My rating: 5 of 5 stars
I don’t consider myself seasoned enough to really discuss the pro’s and con’s of “process” but believe in my heart that the best time to study craft is AFTER writing 100,000 words of dreck. Only then do these pearls sink in. I heard Elizabeth Sim’s speak a couple of years ago and was impressed by her unique ability to distill ideas to and understandable essence. A rare gift.
Her book, “You’ve Got a Book in You” is just that. A distillation of some basic tenets that every writer can adopt. The examples were clear and resonant. And what I walked away with, along with some great tools, was a new understanding and trust in my own worth as a writer.I don’t work like anyone else. My voice and process are unique to me. More importantly, that’s OKAY!
Thanks, Ms Sim’s for sharing your experience so eloquently!

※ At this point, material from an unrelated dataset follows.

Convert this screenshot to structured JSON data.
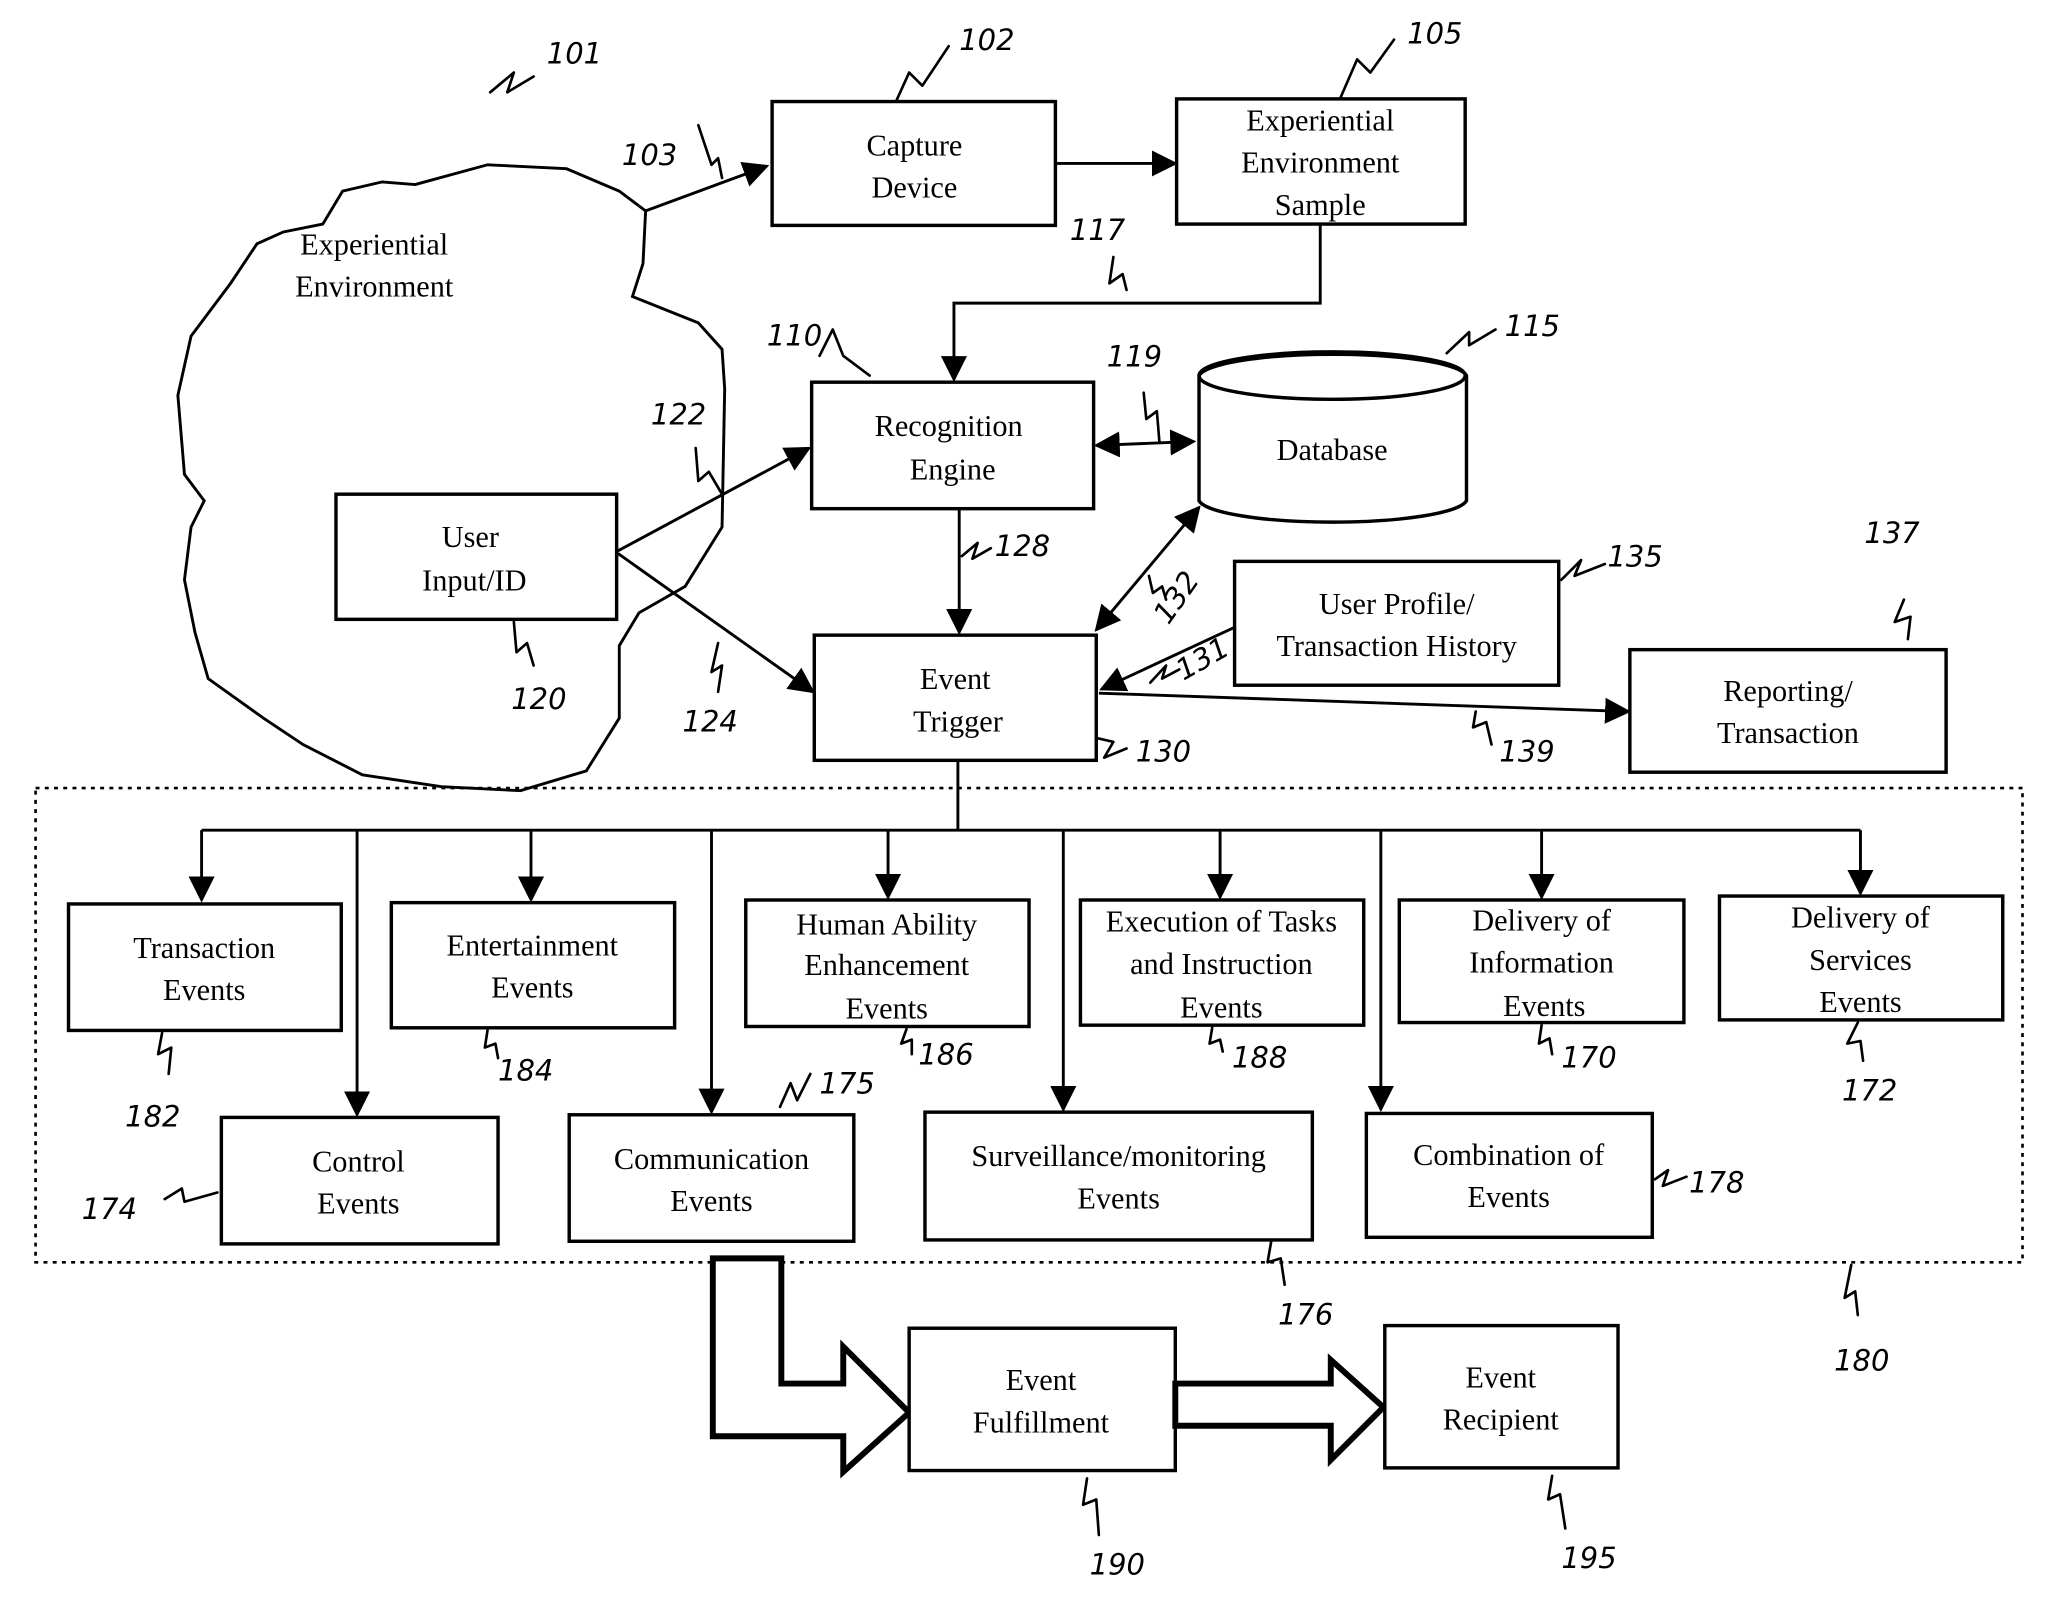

When I started writing, I bought and read several writing books. Frankly, they confused the heck out of me. It felt like conflicting advice. There were dozens of terms and phrases that were complete Greek.
Bottom line: I was convinced I was doing EVERYTHING WRONG! And pretty much, I was. But I kept writing. I knew one thing to be true, that we should write the kinds of stories we want to read. So I did! I’m not sure of the count now, nine or ten COMPLETED manuscripts.
Yeah , Baby, that’s what I’m talking about!
That was essentially due to my die-hard loyalty to the NaNoWriMo program seven years in a row. To be honest, they are not ready for prime-time. They are mostly the dreaded “first-drafts” Tantalizing dreck, BUT complete stories.
Someday I’ll polish some of them up and submit them. In the meantime I have new ideas percolating and with new tools I have, courtesy of some really fine teachers, I’ll be telling Better stories!
Thanks again, Elizabeth! Great book.